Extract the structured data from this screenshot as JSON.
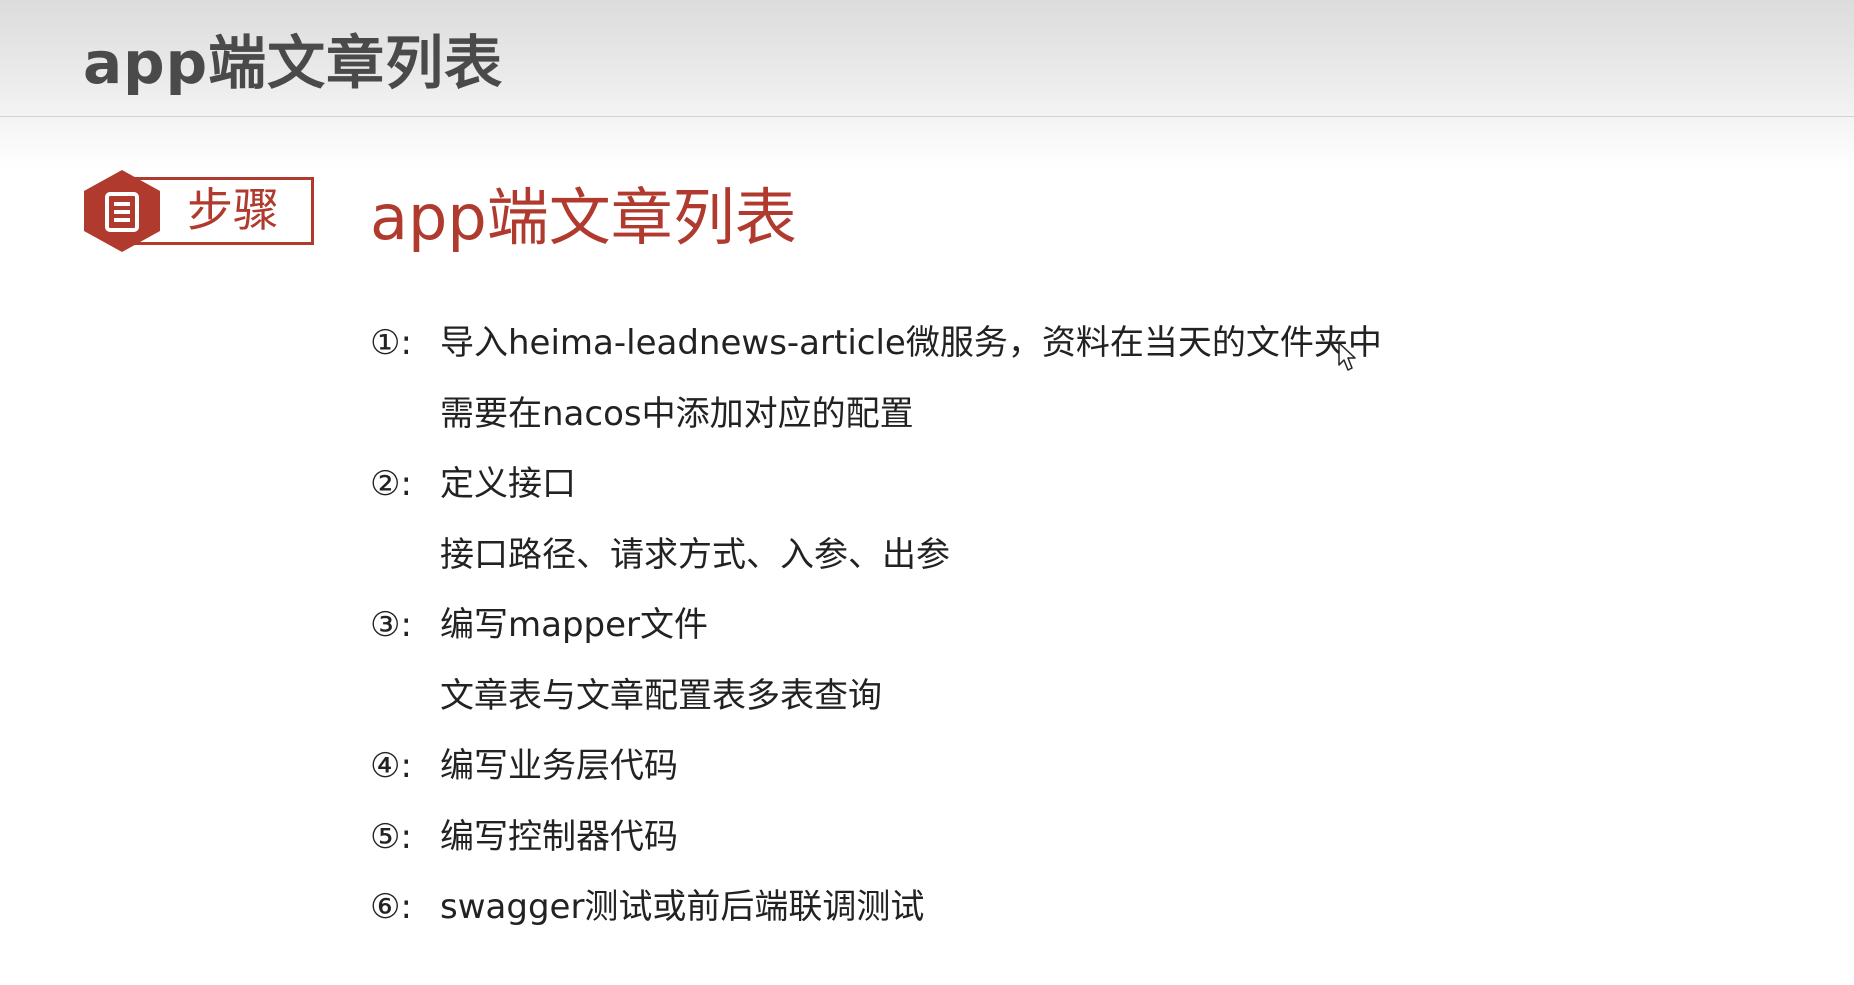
{
  "header": {
    "title": "app端文章列表"
  },
  "badge": {
    "label": "步骤",
    "icon": "document-icon",
    "accent_color": "#b03a2e"
  },
  "section": {
    "title": "app端文章列表"
  },
  "steps": [
    {
      "number": "①:",
      "text": "导入heima-leadnews-article微服务，资料在当天的文件夹中"
    },
    {
      "number": "",
      "text": "需要在nacos中添加对应的配置"
    },
    {
      "number": "②:",
      "text": "定义接口"
    },
    {
      "number": "",
      "text": "接口路径、请求方式、入参、出参"
    },
    {
      "number": "③:",
      "text": "编写mapper文件"
    },
    {
      "number": "",
      "text": "文章表与文章配置表多表查询"
    },
    {
      "number": "④:",
      "text": "编写业务层代码"
    },
    {
      "number": "⑤:",
      "text": "编写控制器代码"
    },
    {
      "number": "⑥:",
      "text": "swagger测试或前后端联调测试"
    }
  ],
  "colors": {
    "title_gray": "#4a4a4a",
    "accent_red": "#b03a2e",
    "body_text": "#222222"
  }
}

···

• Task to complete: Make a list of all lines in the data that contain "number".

• Solution:
      "number": "①:",
      "number": "",
      "number": "②:",
      "number": "",
      "number": "③:",
      "number": "",
      "number": "④:",
      "number": "⑤:",
      "number": "⑥:",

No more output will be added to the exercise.